The challenge for you is to make a string of six (or more!) graded cubes.

We went to the cinema and decided to buy some bags of popcorn so we asked about the prices. Investigate how much popcorn each bag holds so find out which we might have bought.

Can you fit the tangram pieces into the outline of this plaque design?

How many different cuboids can you make when you use four CDs or DVDs? How about using five, then six?

Can you work out what shape is made by folding in this way? Why not create some patterns using this shape but in different sizes?

Can you fit the tangram pieces into the outline of this goat and giraffe?

Can you fit the tangram pieces into the outline of the telescope and microscope?

Can you fit the tangram pieces into the outlines of the candle and sundial?

Can you fit the tangram pieces into the outlines of the workmen?

Can you fit the tangram pieces into the outline of Little Ming and Little Fung dancing?

Can you fit the tangram pieces into the outline of these rabbits?

Paint a stripe on a cardboard roll. Can you predict what will happen when it is rolled across a sheet of paper?

Can you fit the tangram pieces into the outlines of Mai Ling and Chi Wing?

What are the next three numbers in this sequence? Can you explain why are they called pyramid numbers?

Make a mobius band and investigate its properties.

Follow these instructions to make a three-piece and/or seven-piece tangram.

Can you fit the tangram pieces into the outline of Mai Ling?

For this task, you'll need an A4 sheet and two A5 transparent sheets. Decide on a way of arranging the A5 sheets on top of the A4 sheet and explore ...

Use the lines on this figure to show how the square can be divided into 2 halves, 3 thirds, 6 sixths and 9 ninths.

Make a flower design using the same shape made out of different sizes of paper.

Did you know mazes tell stories? Find out more about mazes and make one of your own.

Can you visualise what shape this piece of paper will make when it is folded?

Take a rectangle of paper and fold it in half, and half again, to make four smaller rectangles. How many different ways can you fold it up?

Can you fit the tangram pieces into the outlines of the chairs?

This problem invites you to build 3D shapes using two different triangles. Can you make the shapes from the pictures?

Looking at the picture of this Jomista Mat, can you decribe what you see? Why not try and make one yourself?

What shape is made when you fold using this crease pattern? Can you make a ring design?

Can you fit the tangram pieces into the outline of Wai Ping, Wah Ming and Chi Wing?

Can you logically construct these silhouettes using the tangram pieces?

Here's a simple way to make a Tangram without any measuring or ruling lines.

Where can you put the mirror across the square so that you can still "see" the whole square? How many different positions are possible?

Make a cube out of straws and have a go at this practical challenge.

Exploring and predicting folding, cutting and punching holes and making spirals.

This practical problem challenges you to make quadrilaterals with a loop of string.
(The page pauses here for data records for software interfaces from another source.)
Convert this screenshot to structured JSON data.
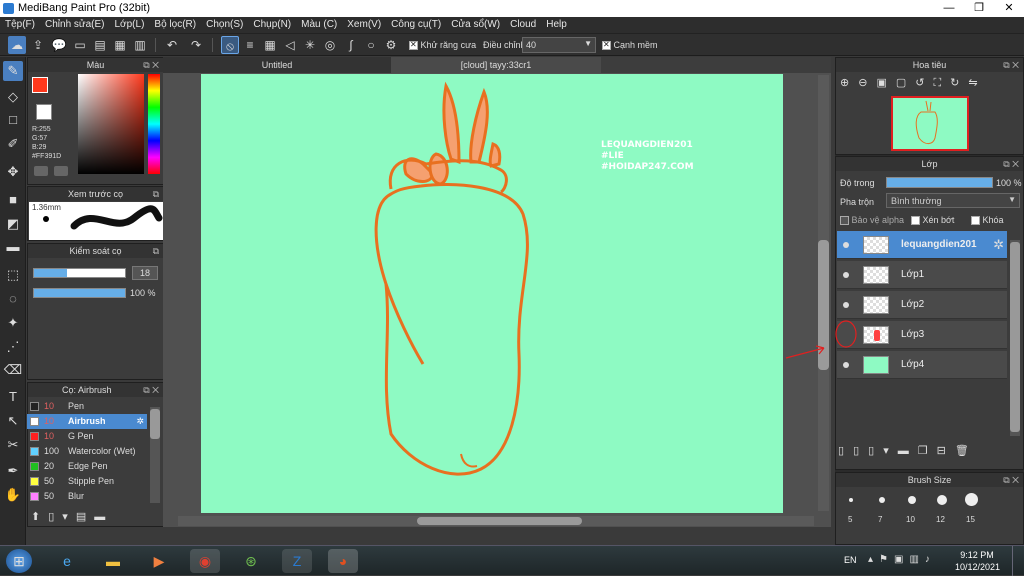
{
  "window": {
    "title": "MediBang Paint Pro (32bit)"
  },
  "menu": [
    "Tệp(F)",
    "Chỉnh sửa(E)",
    "Lớp(L)",
    "Bộ lọc(R)",
    "Chọn(S)",
    "Chụp(N)",
    "Màu (C)",
    "Xem(V)",
    "Công cụ(T)",
    "Cửa sổ(W)",
    "Cloud",
    "Help"
  ],
  "toolbar": {
    "antialias_label": "Khử răng cưa",
    "adjust_label": "Điều chỉnh",
    "adjust_value": "40",
    "sharp_label": "Cạnh mềm"
  },
  "color_panel": {
    "title": "Màu",
    "r": "R:255",
    "g": "G:57",
    "b": "B:29",
    "hex": "#FF391D",
    "primary": "#ff391d"
  },
  "brush_preview": {
    "title": "Xem trước cọ",
    "size": "1.36mm"
  },
  "brush_control": {
    "title": "Kiểm soát cọ",
    "size": "18",
    "opacity": "100 %"
  },
  "brush_list": {
    "title": "Cọ: Airbrush",
    "items": [
      {
        "size": "10",
        "name": "Pen",
        "color": "#222222"
      },
      {
        "size": "10",
        "name": "Airbrush",
        "color": "#ffffff",
        "selected": true
      },
      {
        "size": "10",
        "name": "G Pen",
        "color": "#ff2020"
      },
      {
        "size": "100",
        "name": "Watercolor (Wet)",
        "color": "#60d0ff"
      },
      {
        "size": "20",
        "name": "Edge Pen",
        "color": "#20c020"
      },
      {
        "size": "50",
        "name": "Stipple Pen",
        "color": "#ffff40"
      },
      {
        "size": "50",
        "name": "Blur",
        "color": "#ff80ff"
      }
    ]
  },
  "tabs": {
    "doc1": "Untitled",
    "doc2": "[cloud] tayy:33cr1"
  },
  "canvas": {
    "bg_color": "#8efac3",
    "line_color": "#e87020",
    "watermark": [
      "LEQUANGDIEN201",
      "#LIE",
      "#HOIDAP247.COM"
    ]
  },
  "navigator": {
    "title": "Hoa tiêu"
  },
  "layer_panel": {
    "title": "Lớp",
    "opacity_label": "Độ trong",
    "opacity_value": "100 %",
    "blend_label": "Pha trộn",
    "blend_value": "Bình thường",
    "protect_alpha": "Bảo vệ alpha",
    "clip": "Xén bớt",
    "lock": "Khóa",
    "layers": [
      {
        "name": "lequangdien201",
        "selected": true
      },
      {
        "name": "Lớp1"
      },
      {
        "name": "Lớp2"
      },
      {
        "name": "Lớp3"
      },
      {
        "name": "Lớp4"
      }
    ]
  },
  "brush_size": {
    "title": "Brush Size",
    "sizes": [
      "5",
      "7",
      "10",
      "12",
      "15"
    ]
  },
  "taskbar": {
    "lang": "EN",
    "time": "9:12 PM",
    "date": "10/12/2021"
  }
}
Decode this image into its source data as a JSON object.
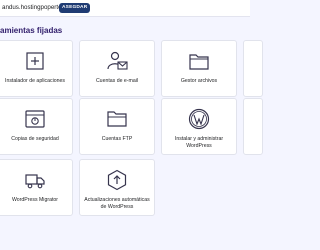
{
  "header": {
    "domain": "andus.hostingpoperto.ser",
    "badge": "ASEGDAR"
  },
  "section": {
    "title": "amientas fijadas"
  },
  "tools": [
    {
      "label": "Instalador de aplicaciones",
      "icon": "app-installer-icon"
    },
    {
      "label": "Cuentas de e-mail",
      "icon": "email-accounts-icon"
    },
    {
      "label": "Gestor archivos",
      "icon": "file-manager-icon"
    },
    {
      "label": "Copias de seguridad",
      "icon": "backup-icon"
    },
    {
      "label": "Cuentas FTP",
      "icon": "ftp-folder-icon"
    },
    {
      "label": "Instalar y administrar WordPress",
      "icon": "wordpress-icon"
    },
    {
      "label": "WordPress Migrator",
      "icon": "migrator-truck-icon"
    },
    {
      "label": "Actualizaciones automáticas de WordPress",
      "icon": "auto-update-icon"
    }
  ],
  "colors": {
    "icon_stroke": "#36344d",
    "text": "#1d1e20",
    "title": "#2f1c6a",
    "badge_bg": "#1f3b73",
    "page_bg": "#f4f5ff"
  }
}
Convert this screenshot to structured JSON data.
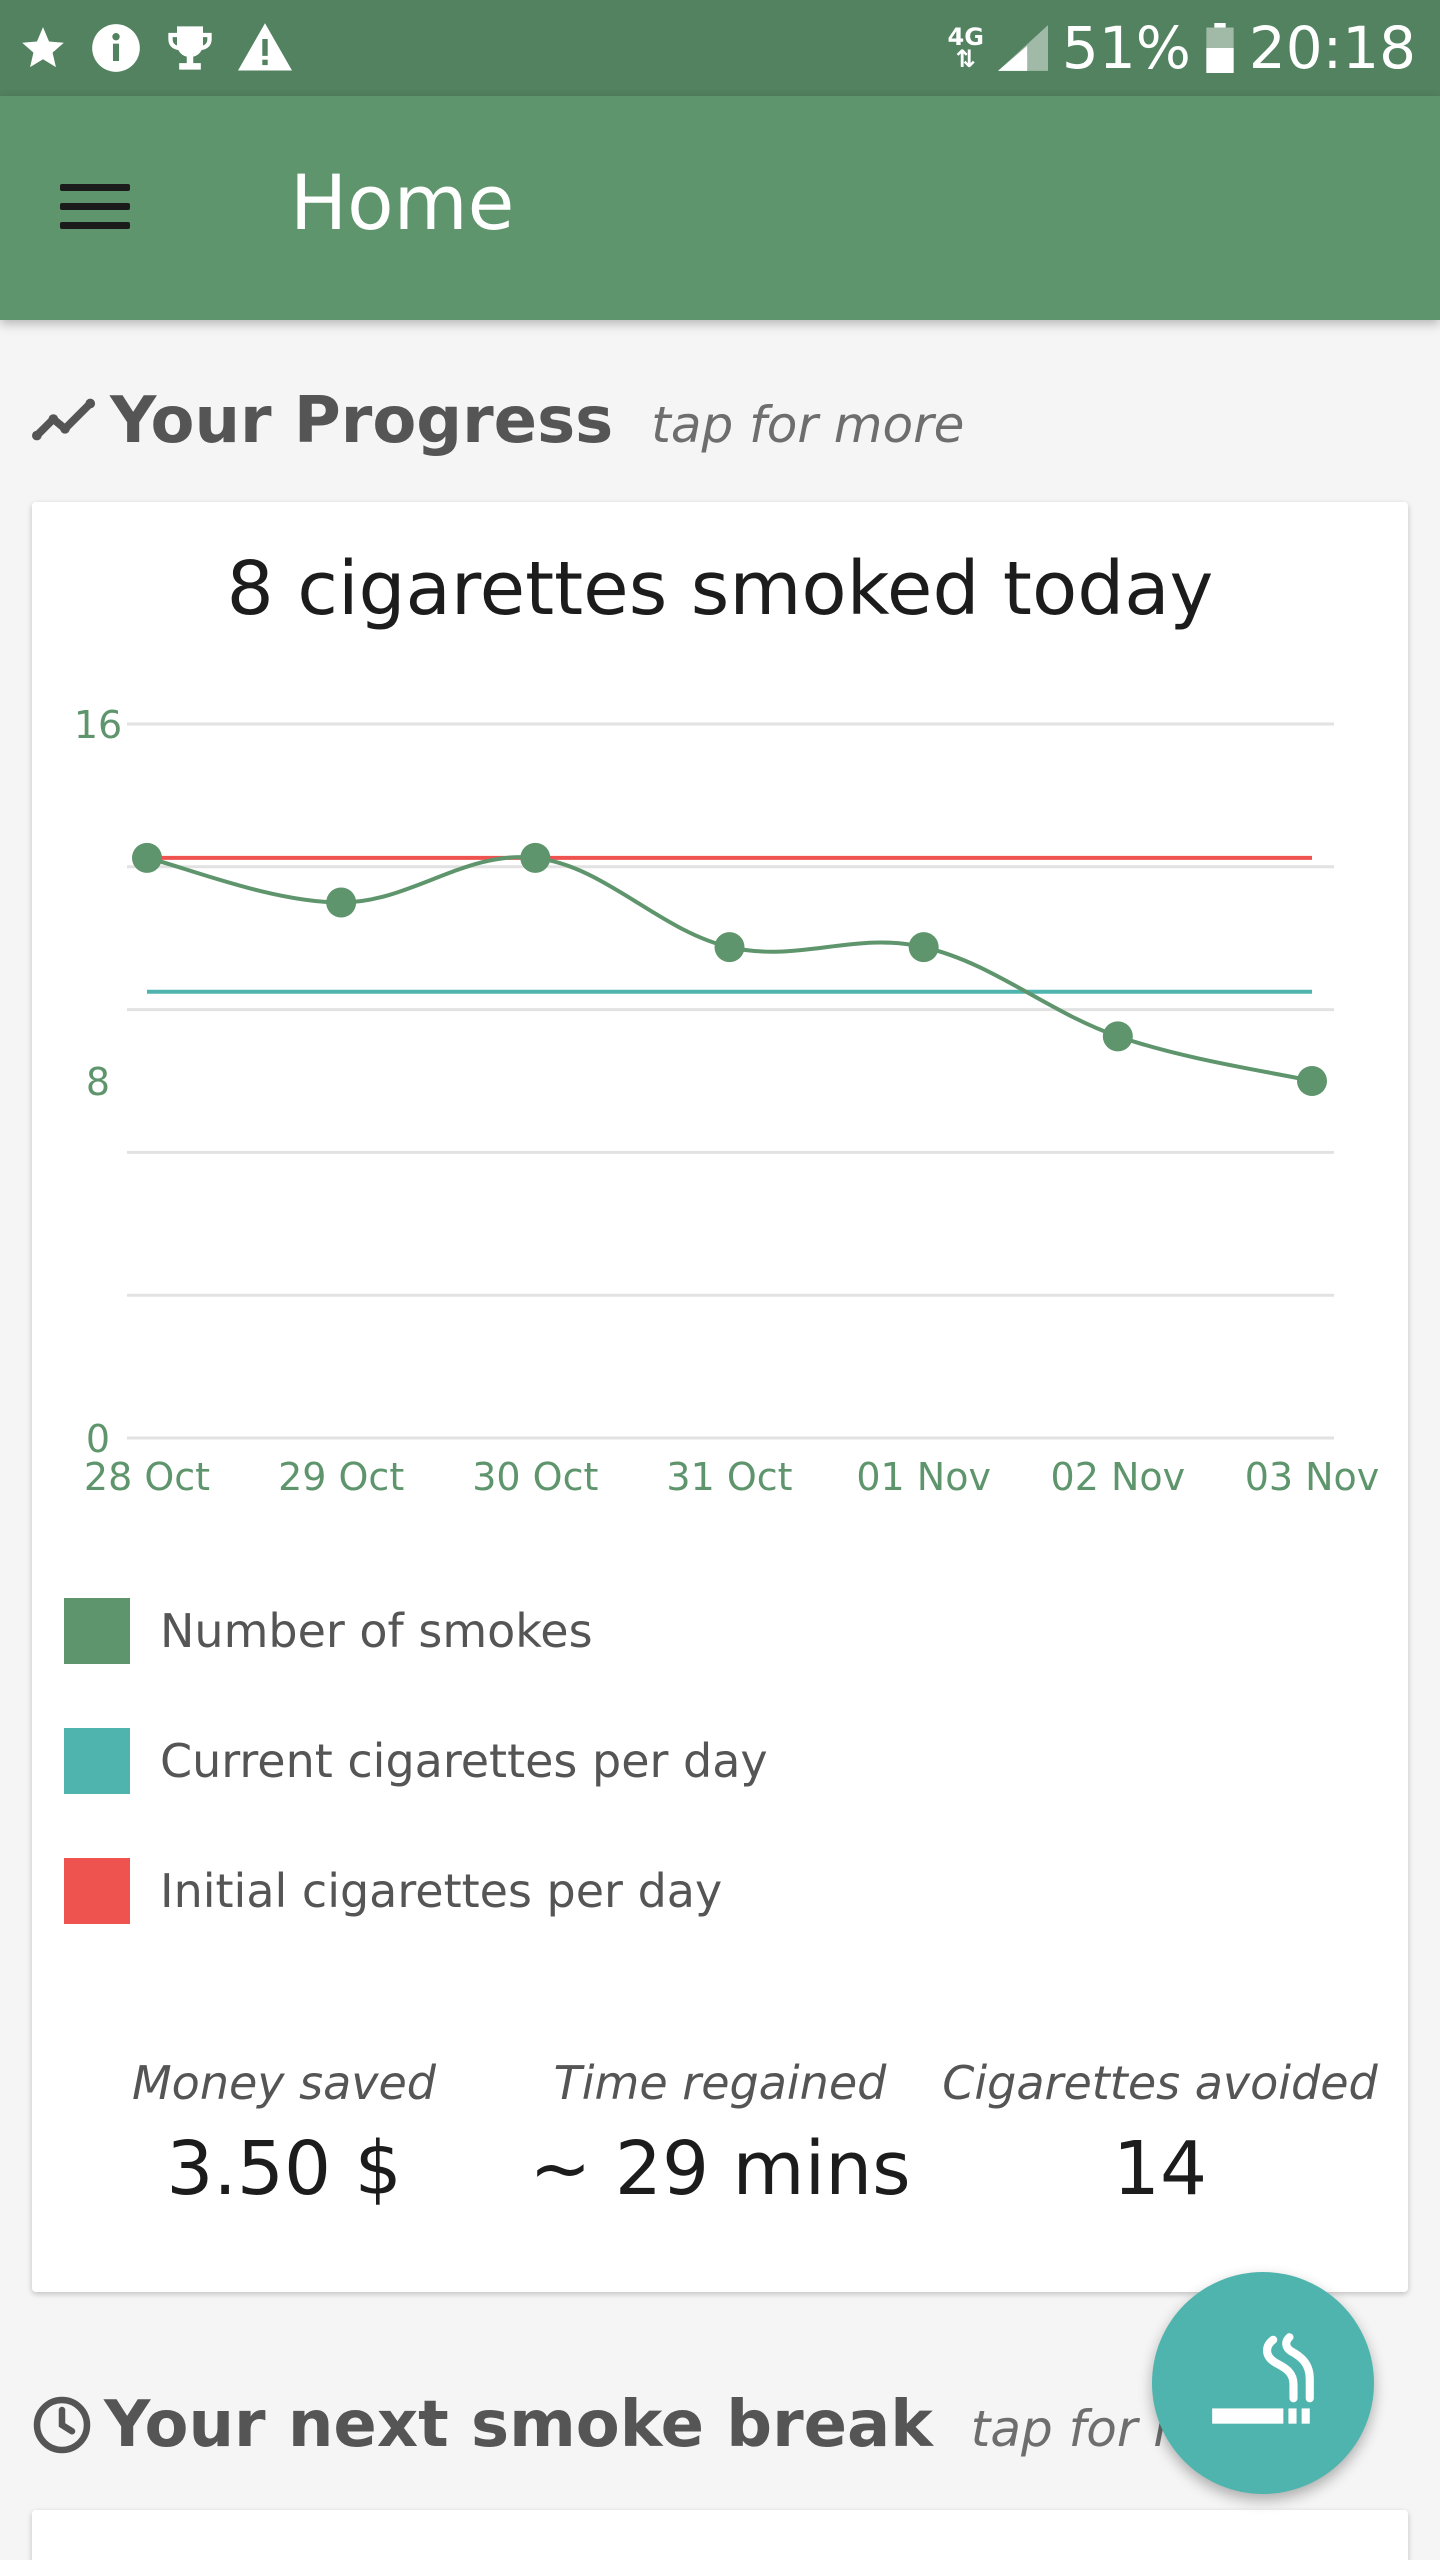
{
  "status_bar": {
    "network": "4G",
    "battery": "51%",
    "time": "20:18",
    "left_icons": [
      "star-icon",
      "info-icon",
      "trophy-icon",
      "warning-icon"
    ]
  },
  "app_bar": {
    "title": "Home",
    "menu_icon": "menu-icon"
  },
  "progress_section": {
    "title": "Your Progress",
    "hint": "tap for more",
    "icon": "trending-icon"
  },
  "progress_card": {
    "title": "8 cigarettes smoked today",
    "legend": [
      {
        "label": "Number of smokes",
        "color": "#5e956c"
      },
      {
        "label": "Current cigarettes per day",
        "color": "#4fb4ad"
      },
      {
        "label": "Initial cigarettes per day",
        "color": "#ef5350"
      }
    ],
    "stats": [
      {
        "label": "Money saved",
        "value": "3.50 $"
      },
      {
        "label": "Time regained",
        "value": "~ 29 mins"
      },
      {
        "label": "Cigarettes avoided",
        "value": "14"
      }
    ]
  },
  "chart_data": {
    "type": "line",
    "categories": [
      "28 Oct",
      "29 Oct",
      "30 Oct",
      "31 Oct",
      "01 Nov",
      "02 Nov",
      "03 Nov"
    ],
    "y_ticks": [
      16,
      8,
      0
    ],
    "ylim": [
      0,
      16
    ],
    "grid": true,
    "series": [
      {
        "name": "Number of smokes",
        "values": [
          13,
          12,
          13,
          11,
          11,
          9,
          8
        ],
        "color": "#5e956c",
        "markers": true
      },
      {
        "name": "Current cigarettes per day",
        "values": [
          10,
          10,
          10,
          10,
          10,
          10,
          10
        ],
        "color": "#4fb4ad",
        "markers": false
      },
      {
        "name": "Initial cigarettes per day",
        "values": [
          13,
          13,
          13,
          13,
          13,
          13,
          13
        ],
        "color": "#ef5350",
        "markers": false
      }
    ]
  },
  "smoke_break_section": {
    "title": "Your next smoke break",
    "hint": "tap for more",
    "icon": "clock-icon"
  },
  "fab": {
    "icon": "smoking-icon"
  }
}
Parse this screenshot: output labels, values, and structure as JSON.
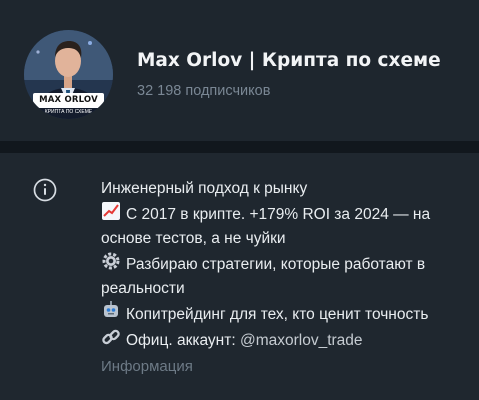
{
  "header": {
    "avatar": {
      "badge_text": "MAX ORLOV",
      "sub_text": "КРИПТА ПО СХЕМЕ"
    },
    "title": "Max Orlov | Крипта по схеме",
    "subscribers": "32 198 подписчиков"
  },
  "info": {
    "icon": "info-icon",
    "heading": "Инженерный подход к рынку",
    "items": [
      {
        "emoji": "chart-increasing-emoji",
        "text": "С 2017 в крипте. +179% ROI за 2024 — на основе тестов, а не чуйки"
      },
      {
        "emoji": "gear-emoji",
        "text": "Разбираю стратегии, которые работают в реальности"
      },
      {
        "emoji": "robot-emoji",
        "text": "Копитрейдинг для тех, кто ценит точность"
      }
    ],
    "official_prefix": "Офиц. аккаунт:",
    "official_handle": "@maxorlov_trade",
    "official_emoji": "link-emoji",
    "label": "Информация"
  },
  "colors": {
    "background": "#1f272f",
    "divider": "#11171d",
    "title": "#f2f4f6",
    "muted": "#7a8794"
  }
}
You'll need some friends to help!

What happens to the area of a square if you double the length of the sides? Try the same thing with rectangles, diamonds and other shapes. How do the four smaller ones fit into the larger one?

Have a go at drawing these stars which use six points drawn around a circle. Perhaps you can create your own designs?

Can you fit the tangram pieces into the outlines of these clocks?

Can you fit the tangram pieces into the outline of the child walking home from school?

Can you fit the tangram pieces into the outlines of the lobster, yacht and cyclist?

Using these kite and dart templates, you could try to recreate part of Penrose's famous tessellation or design one yourself.

Can you fit the tangram pieces into the outlines of these people?

Can you fit the tangram pieces into the outline of this brazier for roasting chestnuts?

Can you fit the tangram pieces into the outline of this telephone?

Can you fit the tangram pieces into the outline of Little Ming playing the board game?

Can you fit the tangram pieces into the outline of Little Fung at the table?

Can you fit the tangram pieces into the outline of this shape. How would you describe it?

Have you noticed that triangles are used in manmade structures? Perhaps there is a good reason for this? 'Test a Triangle' and see how rigid triangles are.

How can you make a curve from straight strips of paper?

Reasoning about the number of matches needed to build squares that share their sides.

Can you fit the tangram pieces into the outlines of the watering can and man in a boat?